Roger Dangel’s replica Oval Office holds historical artifacts that transcend time
An artist hopes the stories of our treasured objects can help us understand each other
Judy Woodruff: What objects give meaning to our lives?
KPBS reporter Maya Trabulsi talked to an artist who gathered things special to San Diego residents and preserved them as 3-D laser art.
It is part of our arts and culture series, Canvas.
Maya Trabulsi: When you walk into the New Americans Museum, you may wonder where the art exhibit is. But if you look closer, you will see a pen knife, a bell, a figurine. And if you look even closer, you will learn about the stories embedded in these objects.
Kerianne Quick: Each one of these individual stories come together as a chorus, in my view.
Maya Trabulsi: Kerianne Quick is the artist in residence here.
Kerianne Quick: When you start with something specific, something completely surprising can unfold, something you never would have access to otherwise.
Maya Trabulsi: Something specific like a typewriter?
Kerianne Quick: Like a typewriter, yes, yes.
Maya Trabulsi: For her exhibit called A Portrait of People in Motion, she spent over a year gathering treasured objects from San Diego residents. But, more importantly, she gathered the stories that accompany them.
Kerianne Quick: If we can feel some of that emotion about what it's like to try to figure out how to live in a new place, then maybe we can empathize with those who are experiencing the most extreme version of that discomfort.
Maya Trabulsi: The item is scanned, and then 3-D printed or laser engraved to leave behind what Kerianne calls a ghost, transparent, with faint detail, yet still teeming with the story of how it came to San Diego.
Kerianne Quick: The story is the art piece. The objects that are represented here, they're just a way in to those stories. And, yes, the objects are transparent. And that's on purpose.
Maya Trabulsi: Some objects are made of clear resin. Others are acrylic.
Kerianne Quick: The light as it projects through the laser-engraved surface, it creates a shadow where the writing almost becomes legible.
Maya Trabulsi: At first glance, they are hard to see against the stark white wooden furniture designed to look like furniture in a home. But looking closer is exactly what Kerianne wants you to do.

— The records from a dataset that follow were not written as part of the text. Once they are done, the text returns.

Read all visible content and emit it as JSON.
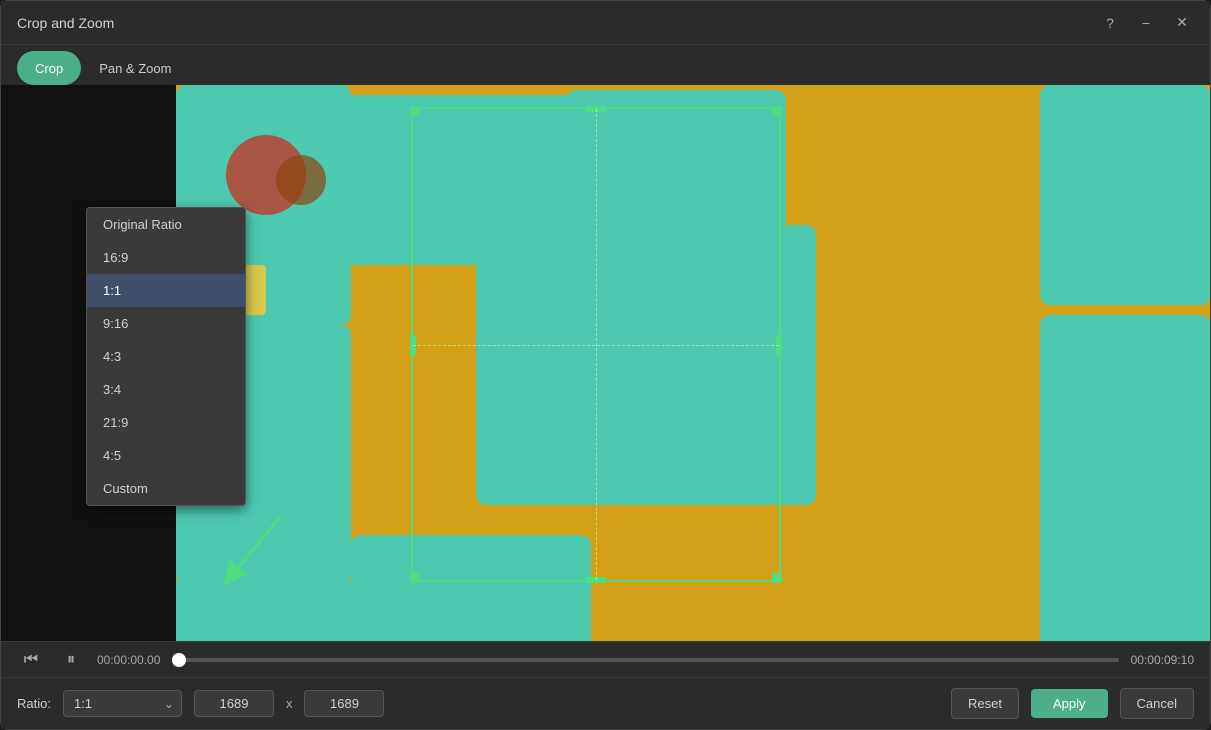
{
  "dialog": {
    "title": "Crop and Zoom",
    "tabs": [
      {
        "id": "crop",
        "label": "Crop",
        "active": true
      },
      {
        "id": "pan-zoom",
        "label": "Pan & Zoom",
        "active": false
      }
    ]
  },
  "controls": {
    "help_icon": "?",
    "minimize_icon": "−",
    "close_icon": "✕"
  },
  "dropdown": {
    "items": [
      {
        "id": "original",
        "label": "Original Ratio",
        "selected": false
      },
      {
        "id": "16-9",
        "label": "16:9",
        "selected": false
      },
      {
        "id": "1-1",
        "label": "1:1",
        "selected": true
      },
      {
        "id": "9-16",
        "label": "9:16",
        "selected": false
      },
      {
        "id": "4-3",
        "label": "4:3",
        "selected": false
      },
      {
        "id": "3-4",
        "label": "3:4",
        "selected": false
      },
      {
        "id": "21-9",
        "label": "21:9",
        "selected": false
      },
      {
        "id": "4-5",
        "label": "4:5",
        "selected": false
      },
      {
        "id": "custom",
        "label": "Custom",
        "selected": false
      }
    ]
  },
  "ratio_controls": {
    "ratio_label": "Ratio:",
    "ratio_value": "1:1",
    "width_value": "1689",
    "height_value": "1689",
    "separator": "x"
  },
  "timeline": {
    "current_time": "00:00:00.00",
    "end_time": "00:00:09:10"
  },
  "buttons": {
    "reset_label": "Reset",
    "apply_label": "Apply",
    "cancel_label": "Cancel"
  }
}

Kerianne Quick: And when they look closer, and they wonder what that -- what the thing is that they're looking at, they are given access to the story that is behind it.

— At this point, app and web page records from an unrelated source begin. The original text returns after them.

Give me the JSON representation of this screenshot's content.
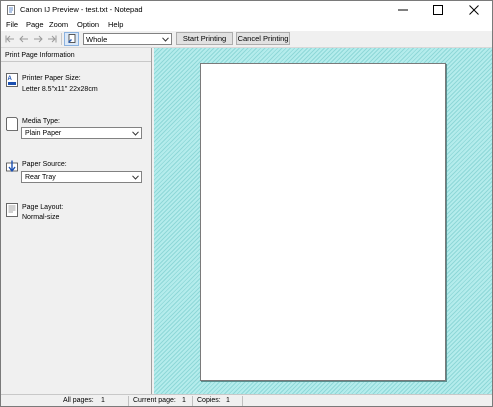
{
  "window": {
    "title": "Canon IJ Preview - test.txt - Notepad",
    "icon": "printer-preview-icon",
    "controls": [
      "minimize-icon",
      "maximize-icon",
      "close-icon"
    ]
  },
  "menu": [
    "File",
    "Page",
    "Zoom",
    "Option",
    "Help"
  ],
  "toolbar": {
    "nav_icons": [
      "first-page-icon",
      "previous-page-icon",
      "next-page-icon",
      "last-page-icon"
    ],
    "page_icon": "page-edit-icon",
    "zoom_value": "Whole",
    "start_label": "Start Printing",
    "cancel_label": "Cancel Printing"
  },
  "info_panel": {
    "title": "Print Page Information",
    "paper_size_label": "Printer Paper Size:",
    "paper_size_value": "Letter 8.5\"x11\" 22x28cm",
    "media_type_label": "Media Type:",
    "media_type_value": "Plain Paper",
    "paper_source_label": "Paper Source:",
    "paper_source_value": "Rear Tray",
    "page_layout_label": "Page Layout:",
    "page_layout_value": "Normal-size"
  },
  "status": {
    "all_pages_label": "All pages:",
    "all_pages_value": "1",
    "current_page_label": "Current page:",
    "current_page_value": "1",
    "copies_label": "Copies:",
    "copies_value": "1"
  },
  "colors": {
    "preview_background": "#b4ecec",
    "button_highlight": "#dbe8f7"
  }
}
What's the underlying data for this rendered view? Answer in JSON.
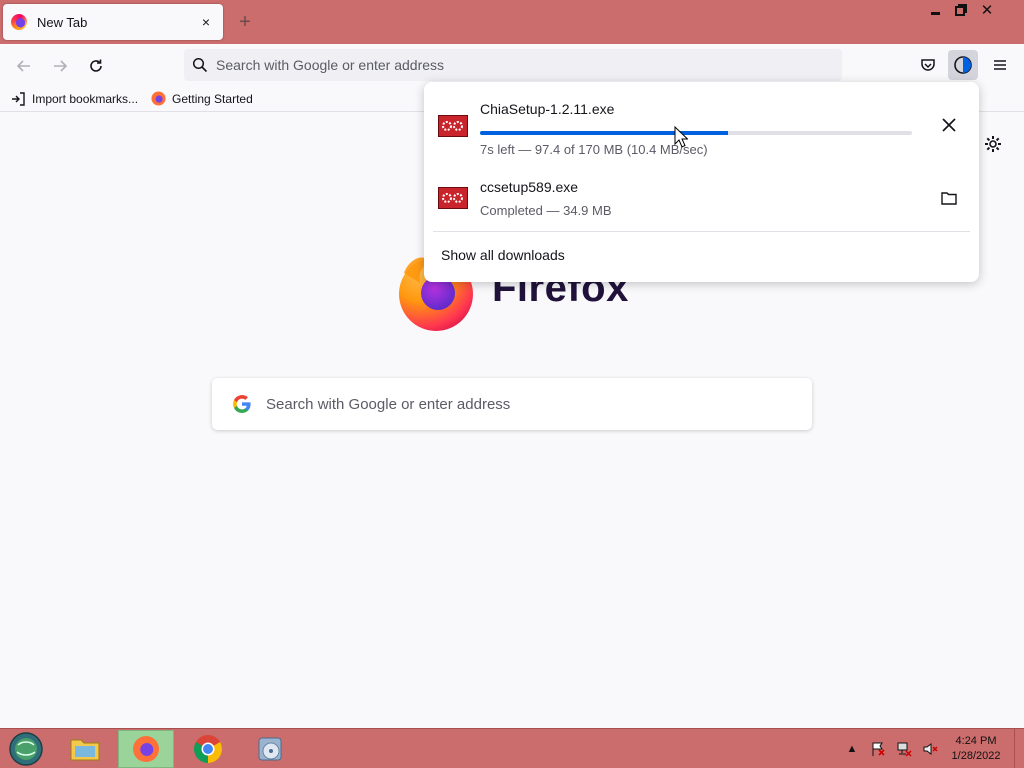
{
  "browser": {
    "tab": {
      "title": "New Tab",
      "close_icon": "×",
      "new_tab_icon": "+"
    },
    "window_controls": {
      "close": "✕"
    },
    "urlbar": {
      "placeholder": "Search with Google or enter address"
    },
    "bookmarks": [
      {
        "label": "Import bookmarks...",
        "icon": "import-icon"
      },
      {
        "label": "Getting Started",
        "icon": "firefox-icon"
      }
    ]
  },
  "newtab": {
    "wordmark": "Firefox",
    "search_placeholder": "Search with Google or enter address"
  },
  "downloads": {
    "items": [
      {
        "name": "ChiaSetup-1.2.11.exe",
        "status": "7s left — 97.4 of 170 MB (10.4 MB/sec)",
        "progress": 0.573,
        "action_icon": "close-icon",
        "action_glyph": "✕"
      },
      {
        "name": "ccsetup589.exe",
        "status": "Completed — 34.9 MB",
        "action_icon": "folder-icon"
      }
    ],
    "show_all": "Show all downloads"
  },
  "taskbar": {
    "apps": [
      "file-explorer",
      "firefox",
      "chrome",
      "disc-utility"
    ],
    "active_app": "firefox",
    "tray_arrow": "▲",
    "clock": {
      "time": "4:24 PM",
      "date": "1/28/2022"
    }
  },
  "colors": {
    "chrome": "#cc6d6d",
    "accent": "#0061e0",
    "active_taskbar": "#9bd49b"
  }
}
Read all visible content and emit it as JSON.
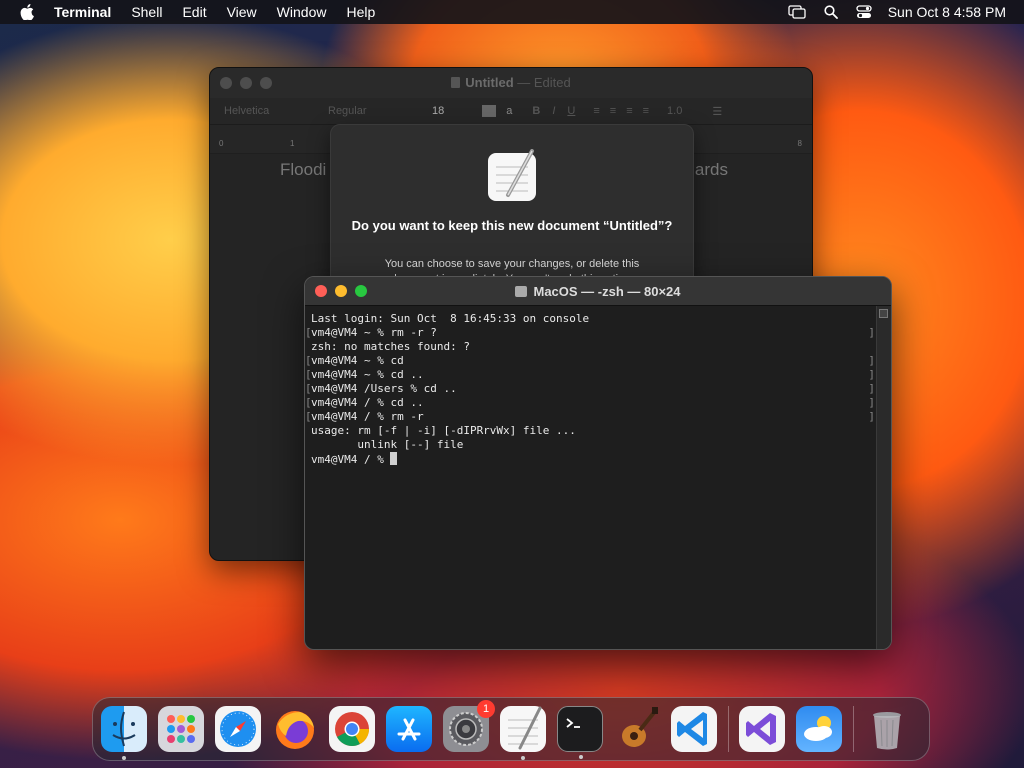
{
  "menubar": {
    "app_name": "Terminal",
    "items": [
      "Shell",
      "Edit",
      "View",
      "Window",
      "Help"
    ],
    "clock": "Sun Oct 8  4:58 PM"
  },
  "textedit": {
    "title": "Untitled",
    "edited": " — Edited",
    "font": "Helvetica",
    "style": "Regular",
    "size": "18",
    "spacing": "1.0",
    "ruler": [
      "0",
      "1",
      "8"
    ],
    "doc_text_left": "Floodi",
    "doc_text_right": "ards"
  },
  "sheet": {
    "question": "Do you want to keep this new document “Untitled”?",
    "info": "You can choose to save your changes, or delete this document immediately. You can't undo this action."
  },
  "terminal": {
    "title": "MacOS — -zsh — 80×24",
    "lines": [
      {
        "text": "Last login: Sun Oct  8 16:45:33 on console",
        "marked": false
      },
      {
        "text": "vm4@VM4 ~ % rm -r ?",
        "marked": true
      },
      {
        "text": "zsh: no matches found: ?",
        "marked": false
      },
      {
        "text": "vm4@VM4 ~ % cd",
        "marked": true
      },
      {
        "text": "vm4@VM4 ~ % cd ..",
        "marked": true
      },
      {
        "text": "vm4@VM4 /Users % cd ..",
        "marked": true
      },
      {
        "text": "vm4@VM4 / % cd ..",
        "marked": true
      },
      {
        "text": "vm4@VM4 / % rm -r",
        "marked": true
      },
      {
        "text": "usage: rm [-f | -i] [-dIPRrvWx] file ...",
        "marked": false
      },
      {
        "text": "       unlink [--] file",
        "marked": false
      }
    ],
    "prompt": "vm4@VM4 / % "
  },
  "dock": {
    "icons": [
      "finder-icon",
      "launchpad-icon",
      "safari-icon",
      "firefox-icon",
      "chrome-icon",
      "app-store-icon",
      "system-settings-icon",
      "textedit-icon",
      "terminal-icon",
      "garageband-icon",
      "vscode-icon",
      "visual-studio-icon",
      "weather-icon",
      "trash-icon"
    ],
    "settings_badge": "1"
  }
}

Maya Trabulsi: Kerianne also recorded the oral histories of each piece. They can be played by dialing a number on your phone and then the corresponding number of the item.
Man: My object is a jacket that, when I was in Korea during the Korean War, this was a jacket that I, in effect, stole from the Army.

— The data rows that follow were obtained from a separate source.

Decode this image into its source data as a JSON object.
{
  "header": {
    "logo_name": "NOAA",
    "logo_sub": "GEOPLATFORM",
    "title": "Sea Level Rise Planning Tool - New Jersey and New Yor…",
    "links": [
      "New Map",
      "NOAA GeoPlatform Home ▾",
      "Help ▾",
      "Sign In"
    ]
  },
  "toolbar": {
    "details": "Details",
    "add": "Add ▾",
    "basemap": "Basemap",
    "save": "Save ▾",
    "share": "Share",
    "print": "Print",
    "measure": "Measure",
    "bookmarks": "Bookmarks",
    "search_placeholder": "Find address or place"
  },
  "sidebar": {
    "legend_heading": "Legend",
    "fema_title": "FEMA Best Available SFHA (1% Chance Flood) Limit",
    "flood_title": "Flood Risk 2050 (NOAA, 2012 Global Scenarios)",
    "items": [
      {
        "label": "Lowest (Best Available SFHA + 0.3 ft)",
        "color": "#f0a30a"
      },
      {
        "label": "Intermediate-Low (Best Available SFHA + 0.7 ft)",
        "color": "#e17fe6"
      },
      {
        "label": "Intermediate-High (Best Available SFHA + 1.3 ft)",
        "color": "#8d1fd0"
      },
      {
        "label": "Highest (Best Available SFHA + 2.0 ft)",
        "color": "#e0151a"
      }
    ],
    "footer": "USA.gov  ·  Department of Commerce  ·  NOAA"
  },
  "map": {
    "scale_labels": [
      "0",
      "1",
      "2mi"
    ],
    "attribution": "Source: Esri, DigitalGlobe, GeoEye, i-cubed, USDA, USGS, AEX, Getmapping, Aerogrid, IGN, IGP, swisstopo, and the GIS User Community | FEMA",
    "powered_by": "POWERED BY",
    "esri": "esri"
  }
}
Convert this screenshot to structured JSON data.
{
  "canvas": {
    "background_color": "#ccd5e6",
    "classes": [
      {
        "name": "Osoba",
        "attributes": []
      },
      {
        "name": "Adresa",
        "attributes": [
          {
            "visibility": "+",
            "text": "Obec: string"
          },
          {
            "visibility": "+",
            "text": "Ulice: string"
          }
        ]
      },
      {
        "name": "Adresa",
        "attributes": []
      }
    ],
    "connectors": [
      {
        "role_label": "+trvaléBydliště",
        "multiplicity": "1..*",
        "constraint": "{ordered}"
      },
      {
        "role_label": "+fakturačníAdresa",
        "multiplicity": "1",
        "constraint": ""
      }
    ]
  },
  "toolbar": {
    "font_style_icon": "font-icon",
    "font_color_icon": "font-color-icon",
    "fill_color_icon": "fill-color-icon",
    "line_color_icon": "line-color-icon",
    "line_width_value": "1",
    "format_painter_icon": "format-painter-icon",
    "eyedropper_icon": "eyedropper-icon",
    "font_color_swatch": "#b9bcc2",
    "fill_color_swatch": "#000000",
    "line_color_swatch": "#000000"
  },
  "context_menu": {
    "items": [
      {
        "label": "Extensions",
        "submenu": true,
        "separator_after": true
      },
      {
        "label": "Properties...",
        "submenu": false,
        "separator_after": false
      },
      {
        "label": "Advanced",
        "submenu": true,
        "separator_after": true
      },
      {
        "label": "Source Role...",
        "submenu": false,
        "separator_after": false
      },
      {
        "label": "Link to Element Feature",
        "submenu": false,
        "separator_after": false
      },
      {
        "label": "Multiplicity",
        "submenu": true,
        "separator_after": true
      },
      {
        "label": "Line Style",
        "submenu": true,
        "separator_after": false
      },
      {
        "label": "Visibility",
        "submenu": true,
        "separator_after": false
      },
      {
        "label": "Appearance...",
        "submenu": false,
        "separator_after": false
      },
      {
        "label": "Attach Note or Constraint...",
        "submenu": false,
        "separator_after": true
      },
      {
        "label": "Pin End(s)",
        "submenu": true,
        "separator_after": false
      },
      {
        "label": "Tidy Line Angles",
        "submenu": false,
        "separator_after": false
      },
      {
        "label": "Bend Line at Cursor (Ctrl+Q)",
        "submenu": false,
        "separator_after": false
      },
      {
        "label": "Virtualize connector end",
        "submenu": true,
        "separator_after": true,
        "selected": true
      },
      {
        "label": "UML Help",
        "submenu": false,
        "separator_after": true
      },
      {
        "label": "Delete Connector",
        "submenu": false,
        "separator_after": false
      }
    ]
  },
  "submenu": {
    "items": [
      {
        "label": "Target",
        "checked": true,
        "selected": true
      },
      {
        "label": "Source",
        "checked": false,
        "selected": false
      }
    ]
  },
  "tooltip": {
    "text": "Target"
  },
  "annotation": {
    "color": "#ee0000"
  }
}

Woman: From 1971 to now, we have lived many places, and the recipes have gone with me.
Woman: My object is a little tiny Inuit figure that was given to me in 1945 by my first boyfriend, who was stationed in the Aleutians.
Woman: And I think just seeing it makes me feel at home, because I grew up seeing it.
Kerianne Quick: The crux of what I'm trying to do here is to help people, people in general, feel something that might make them treat their neighbor a little bit better.
Maya Trabulsi: And as the sound of plane engines roar above this little museum under the San Diego flight path, it offers a subtle reminder that we are all people in motion.
For the "PBS NewsHour," I'm Maya Trabulsi in San Diego.